The Vega launcher qualification flight is scheduled to take place before the end of 2009, from Europe's spaceport at Kourou, in French Guiana.

Vega is a single-body launcher composed of three solid-propellant stages and a liquid-propellant upper module. It is approximately 30 m high, and weighs a total of 137 tonnes at lift-off. The reference mission for Vega's launch capacity is to carry 1500 kg into a 700km-altitude polar orbit, but Vega will be able to launch a wide range of scientific and Earth-observation missions.

Related Links
Vega
Rocket Science News at Space-Travel.Com

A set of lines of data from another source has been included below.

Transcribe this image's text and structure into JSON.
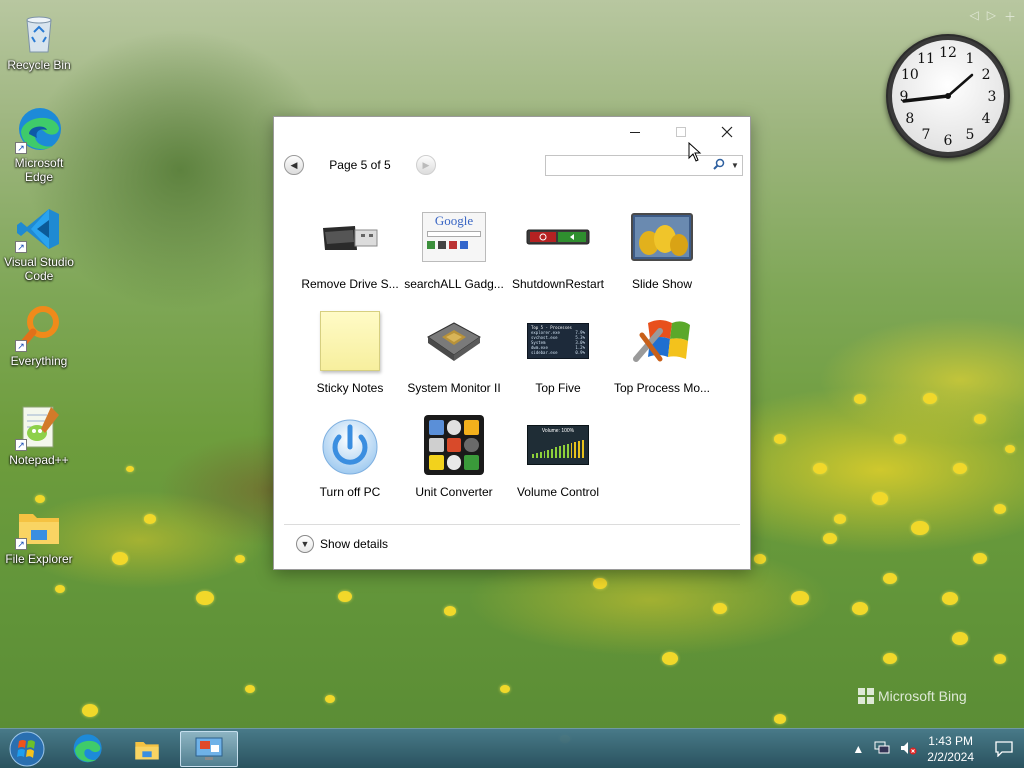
{
  "desktop": {
    "icons": [
      {
        "label": "Recycle Bin",
        "icon": "recycle-bin-icon"
      },
      {
        "label": "Microsoft Edge",
        "icon": "edge-icon"
      },
      {
        "label": "Visual Studio Code",
        "icon": "vscode-icon"
      },
      {
        "label": "Everything",
        "icon": "everything-icon"
      },
      {
        "label": "Notepad++",
        "icon": "notepadpp-icon"
      },
      {
        "label": "File Explorer",
        "icon": "file-explorer-icon"
      }
    ],
    "watermark": "Microsoft Bing"
  },
  "gadget_window": {
    "pager": {
      "label": "Page 5 of 5"
    },
    "search": {
      "value": "",
      "placeholder": ""
    },
    "gadgets": [
      {
        "label": "Remove Drive S...",
        "icon": "usb-drive-icon"
      },
      {
        "label": "searchALL Gadg...",
        "icon": "google-search-icon"
      },
      {
        "label": "ShutdownRestart",
        "icon": "shutdown-restart-icon"
      },
      {
        "label": "Slide Show",
        "icon": "slide-show-icon"
      },
      {
        "label": "Sticky Notes",
        "icon": "sticky-note-icon"
      },
      {
        "label": "System Monitor II",
        "icon": "cpu-chip-icon"
      },
      {
        "label": "Top Five",
        "icon": "top-five-icon"
      },
      {
        "label": "Top Process Mo...",
        "icon": "process-monitor-icon"
      },
      {
        "label": "Turn off PC",
        "icon": "power-icon"
      },
      {
        "label": "Unit Converter",
        "icon": "unit-converter-icon"
      },
      {
        "label": "Volume Control",
        "icon": "volume-control-icon"
      }
    ],
    "details_label": "Show details",
    "top_five_thumb": {
      "title": "Top 5 - Processes",
      "rows": [
        {
          "name": "explorer.exe",
          "value": "7.9%"
        },
        {
          "name": "svchost.exe",
          "value": "5.3%"
        },
        {
          "name": "System",
          "value": "3.0%"
        },
        {
          "name": "dwm.exe",
          "value": "1.2%"
        },
        {
          "name": "sidebar.exe",
          "value": "0.9%"
        }
      ]
    },
    "volume_thumb": {
      "label": "Volume: 100%"
    },
    "google_thumb": {
      "label": "Google"
    }
  },
  "clock_gadget": {
    "numbers": [
      "12",
      "1",
      "2",
      "3",
      "4",
      "5",
      "6",
      "7",
      "8",
      "9",
      "10",
      "11"
    ]
  },
  "taskbar": {
    "time": "1:43 PM",
    "date": "2/2/2024"
  }
}
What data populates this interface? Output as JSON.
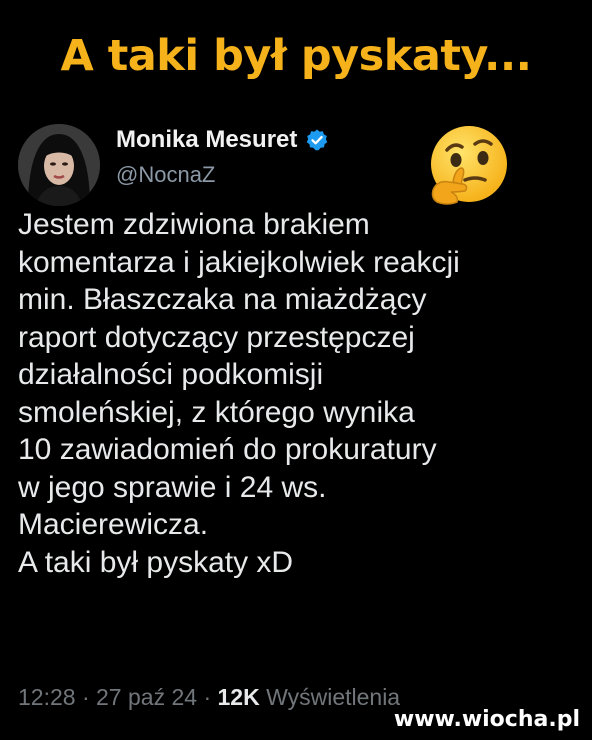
{
  "headline": "A taki był pyskaty...",
  "tweet": {
    "author_name": "Monika Mesuret",
    "author_handle": "@NocnaZ",
    "lines": [
      "Jestem zdziwiona brakiem",
      "komentarza i jakiejkolwiek reakcji",
      "min. Błaszczaka na miażdżący",
      "raport dotyczący przestępczej",
      "działalności podkomisji",
      "smoleńskiej, z którego wynika",
      "10 zawiadomień do prokuratury",
      "w jego sprawie i 24 ws.",
      "Macierewicza.",
      "A taki był pyskaty xD"
    ],
    "time": "12:28",
    "date": "27 paź 24",
    "views_count": "12K",
    "views_label": "Wyświetlenia"
  },
  "emoji": "thinking-face-icon",
  "watermark": "www.wiocha.pl",
  "colors": {
    "headline": "#f5b21b",
    "background": "#000000",
    "verified": "#1d9bf0",
    "secondary_text": "#71767b"
  }
}
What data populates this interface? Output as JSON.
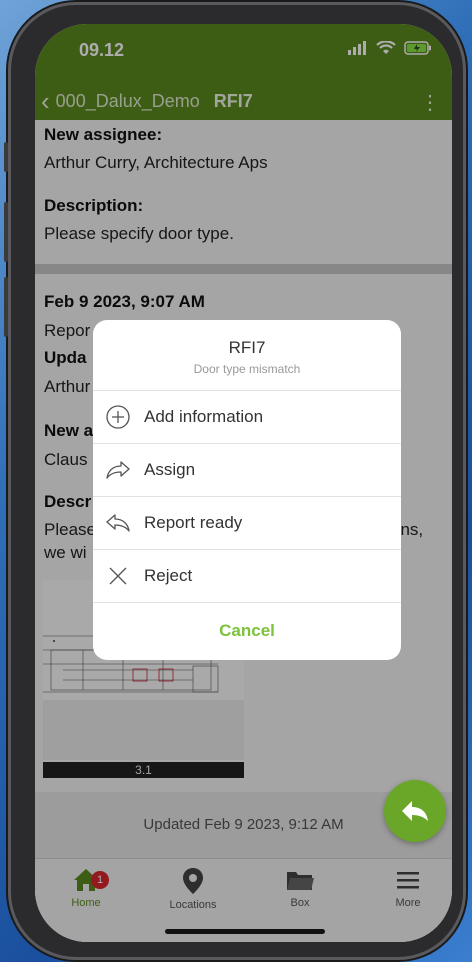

Memory Foam Mattress Review
Newsletters :: SpaceDaily :: SpaceWar :: TerraDaily :: Energy Daily
XML Feeds :: Space News :: Earth News :: War News :: Solar Energy News


Brazil hopes to launch satellite rocket in 2011: report
Brasilia (AFP) Oct 21, 2008
Brazil hopes to have a basic version of a satellite transport rocket blasting off from its territory in 2011 after successful tests of one of the vehicle's engines this week, a report said.







  • Successful First Test For Vega's Zefiro 9-A Solid-Fuel Rocket Motor
  • Brazil hopes to launch satellite rocket in 2011: report
  • NASA And Air Force Work To Establish Hypersonic Science Centers
  • Iran To Conduct First Satellite Launch Soon

  • European science satellite launch delayed until at least February
  • Boeing Launches Third Italian Earth Observation Satellite
  • GOCE Launch Delayed Until 2009
  • Launch Complex Now Available For Civil, Commercial Launches

  • Endeavour Crew Arrives For Practice Countdown
  • Endeavour Nears Launch Pad 39A
  • STS-126 Mission Moves Forward
  • Atlantis Reaches VAB

  • Expedition 17 Set To Undock Today
  • Expedition 18 Takes Charge
  • Expedition 18 Crew Docks With Space Station
  • Expedition 18 Crew Launches From Baikonur

  • Soyuz Lands In Kazakhstan With Two Russian cosmonauts And Tourist
  • Center To Study Acute Effects Of Space Radiation
  • ISRO Eyes Manned Moon Mission By 2015
  • India To Build New Launch-Pad, Astronaut Training Centre

  • China Successfully Launches Research Satellites
  • China To Launch FY-4 Weather Satellite Around 2013
  • Shenzhou 7 Astronauts In Good Health
  • Chinese Scientists Start Studying Samples From Shenzhou-7

  • VIPeR Robot Demonstrates Exceptional Agility
  • iRobot Receives Order From TARDEC For iRobot Warrior 700
  • iRobot Awarded US Army Contract For Robotic Systems
  • Robots Learn To Follow

  • Mars pioneers should stay there permanently, says Buzz Aldrin
  • Phoenix Lander Finishes Soil Delivery To Onboard Labs
  • Laser could aid search for life on Mars
  • Europe delays ExoMars mission, again

  • The content herein, unless otherwise known to be public domain, are Copyright Space.TV Corporation. AFP and UPI Wire Stories are copyright Agence France-Presse and United Press International. ESA Portal Reports are copyright European Space Agency. All NASA sourced material is public domain. Additional copyrights may apply in whole or part to other bona fide parties. Advertising does not imply endorsement, agreement or approval of any opinions, statements or information provided by Space.TV Corp on any Web page published or hosted by Space.TV Corp. Privacy Statement